● YOUR GOAL
Examine each line of the data. Copy those that contain the string "JSON".

● DATASET
Start of Block

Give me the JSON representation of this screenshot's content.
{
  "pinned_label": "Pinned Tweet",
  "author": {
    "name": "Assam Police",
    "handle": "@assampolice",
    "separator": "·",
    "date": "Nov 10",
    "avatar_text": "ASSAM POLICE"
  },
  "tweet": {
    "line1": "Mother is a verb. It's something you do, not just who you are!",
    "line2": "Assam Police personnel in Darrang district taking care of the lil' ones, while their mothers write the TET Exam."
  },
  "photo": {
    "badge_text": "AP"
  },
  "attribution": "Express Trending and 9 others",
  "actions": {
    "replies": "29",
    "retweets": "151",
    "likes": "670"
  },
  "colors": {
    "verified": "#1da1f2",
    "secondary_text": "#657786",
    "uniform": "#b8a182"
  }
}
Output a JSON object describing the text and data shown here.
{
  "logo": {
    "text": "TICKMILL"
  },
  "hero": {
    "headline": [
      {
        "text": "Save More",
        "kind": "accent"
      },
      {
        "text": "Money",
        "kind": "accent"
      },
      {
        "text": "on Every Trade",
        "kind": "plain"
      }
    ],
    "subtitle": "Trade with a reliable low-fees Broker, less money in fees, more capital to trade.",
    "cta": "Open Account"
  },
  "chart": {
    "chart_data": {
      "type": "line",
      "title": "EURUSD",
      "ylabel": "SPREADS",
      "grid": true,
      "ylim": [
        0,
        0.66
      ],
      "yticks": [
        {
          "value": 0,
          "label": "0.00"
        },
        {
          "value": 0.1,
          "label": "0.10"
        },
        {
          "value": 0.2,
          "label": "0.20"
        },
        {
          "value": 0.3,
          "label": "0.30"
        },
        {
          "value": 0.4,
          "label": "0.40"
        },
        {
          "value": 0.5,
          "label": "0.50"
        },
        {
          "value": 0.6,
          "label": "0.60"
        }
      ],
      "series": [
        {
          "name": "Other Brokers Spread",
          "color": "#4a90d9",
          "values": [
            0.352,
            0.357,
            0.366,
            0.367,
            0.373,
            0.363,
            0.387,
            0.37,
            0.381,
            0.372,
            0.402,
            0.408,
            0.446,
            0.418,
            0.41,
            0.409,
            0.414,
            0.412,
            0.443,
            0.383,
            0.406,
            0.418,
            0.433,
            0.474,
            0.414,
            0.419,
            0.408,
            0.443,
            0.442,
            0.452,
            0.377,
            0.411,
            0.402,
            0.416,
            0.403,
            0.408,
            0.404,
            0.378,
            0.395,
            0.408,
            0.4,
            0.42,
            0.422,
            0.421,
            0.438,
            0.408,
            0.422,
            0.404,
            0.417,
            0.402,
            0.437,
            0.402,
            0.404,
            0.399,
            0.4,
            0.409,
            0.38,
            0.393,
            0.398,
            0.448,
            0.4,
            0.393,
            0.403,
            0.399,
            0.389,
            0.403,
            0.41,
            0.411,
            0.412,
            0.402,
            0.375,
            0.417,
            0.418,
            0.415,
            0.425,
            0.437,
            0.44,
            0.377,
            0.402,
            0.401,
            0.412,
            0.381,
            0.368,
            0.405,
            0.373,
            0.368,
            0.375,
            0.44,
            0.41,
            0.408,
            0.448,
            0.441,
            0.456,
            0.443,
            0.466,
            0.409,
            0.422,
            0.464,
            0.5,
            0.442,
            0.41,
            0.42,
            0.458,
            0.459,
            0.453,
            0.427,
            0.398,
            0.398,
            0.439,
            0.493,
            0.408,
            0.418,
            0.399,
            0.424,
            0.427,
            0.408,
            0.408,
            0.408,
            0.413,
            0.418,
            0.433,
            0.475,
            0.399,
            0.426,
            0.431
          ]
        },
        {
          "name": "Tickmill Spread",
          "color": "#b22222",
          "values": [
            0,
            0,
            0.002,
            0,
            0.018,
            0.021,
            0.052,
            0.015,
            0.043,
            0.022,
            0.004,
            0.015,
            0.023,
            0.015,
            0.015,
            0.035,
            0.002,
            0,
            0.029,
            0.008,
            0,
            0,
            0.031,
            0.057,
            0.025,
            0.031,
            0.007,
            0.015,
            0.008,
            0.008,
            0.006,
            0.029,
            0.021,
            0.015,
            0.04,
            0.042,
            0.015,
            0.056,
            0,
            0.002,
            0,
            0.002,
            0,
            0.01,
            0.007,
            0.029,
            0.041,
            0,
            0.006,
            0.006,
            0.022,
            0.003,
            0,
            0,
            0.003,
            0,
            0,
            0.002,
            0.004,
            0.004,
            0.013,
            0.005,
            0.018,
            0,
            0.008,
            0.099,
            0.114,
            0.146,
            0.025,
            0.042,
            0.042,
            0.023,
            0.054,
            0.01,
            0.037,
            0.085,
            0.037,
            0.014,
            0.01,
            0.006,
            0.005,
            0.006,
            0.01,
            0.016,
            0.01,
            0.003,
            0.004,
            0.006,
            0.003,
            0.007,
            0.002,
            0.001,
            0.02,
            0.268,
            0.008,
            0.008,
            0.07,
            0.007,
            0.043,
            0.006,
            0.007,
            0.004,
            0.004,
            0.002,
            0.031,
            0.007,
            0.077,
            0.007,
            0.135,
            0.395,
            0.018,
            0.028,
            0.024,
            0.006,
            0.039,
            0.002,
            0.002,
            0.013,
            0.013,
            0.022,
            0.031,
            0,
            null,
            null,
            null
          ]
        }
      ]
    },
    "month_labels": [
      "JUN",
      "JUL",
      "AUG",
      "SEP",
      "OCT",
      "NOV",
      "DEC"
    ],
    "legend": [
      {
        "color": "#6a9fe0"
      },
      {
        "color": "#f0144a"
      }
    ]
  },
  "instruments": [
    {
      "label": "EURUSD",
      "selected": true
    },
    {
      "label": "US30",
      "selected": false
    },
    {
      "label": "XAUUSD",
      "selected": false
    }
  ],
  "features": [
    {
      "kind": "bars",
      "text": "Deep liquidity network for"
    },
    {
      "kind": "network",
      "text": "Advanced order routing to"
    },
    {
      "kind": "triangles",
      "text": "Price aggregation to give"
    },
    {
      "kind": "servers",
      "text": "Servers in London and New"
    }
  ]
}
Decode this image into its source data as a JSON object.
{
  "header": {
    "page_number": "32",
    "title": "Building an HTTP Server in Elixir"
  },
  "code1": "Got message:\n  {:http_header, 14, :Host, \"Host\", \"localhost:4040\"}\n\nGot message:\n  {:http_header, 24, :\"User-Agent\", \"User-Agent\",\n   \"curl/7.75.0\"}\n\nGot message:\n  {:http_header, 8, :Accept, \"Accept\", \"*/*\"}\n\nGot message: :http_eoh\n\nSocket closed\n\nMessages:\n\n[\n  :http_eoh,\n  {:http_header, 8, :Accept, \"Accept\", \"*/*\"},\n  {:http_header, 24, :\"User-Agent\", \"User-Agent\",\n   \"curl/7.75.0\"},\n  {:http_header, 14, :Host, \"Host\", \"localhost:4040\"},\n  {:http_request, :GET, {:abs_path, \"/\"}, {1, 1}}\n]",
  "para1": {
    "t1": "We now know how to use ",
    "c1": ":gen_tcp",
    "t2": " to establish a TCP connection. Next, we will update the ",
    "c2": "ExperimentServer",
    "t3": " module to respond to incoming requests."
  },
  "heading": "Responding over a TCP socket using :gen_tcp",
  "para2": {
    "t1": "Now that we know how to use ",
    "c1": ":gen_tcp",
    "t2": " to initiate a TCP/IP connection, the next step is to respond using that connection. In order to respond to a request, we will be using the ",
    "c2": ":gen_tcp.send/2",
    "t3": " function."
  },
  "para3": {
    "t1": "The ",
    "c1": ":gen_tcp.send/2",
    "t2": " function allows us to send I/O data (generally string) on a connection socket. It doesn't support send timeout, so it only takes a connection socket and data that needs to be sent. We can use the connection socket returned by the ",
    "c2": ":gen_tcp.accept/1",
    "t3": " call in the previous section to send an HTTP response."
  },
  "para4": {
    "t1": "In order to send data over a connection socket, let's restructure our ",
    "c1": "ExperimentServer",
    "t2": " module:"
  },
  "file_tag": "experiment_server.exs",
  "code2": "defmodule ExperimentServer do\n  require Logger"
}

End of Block

● SOLUTION FOR THIS PROBLEM
Give me the JSON representation of this screenshot's content.
Output a JSON object describing the text and data shown here.
Decode this image into its source data as a JSON object.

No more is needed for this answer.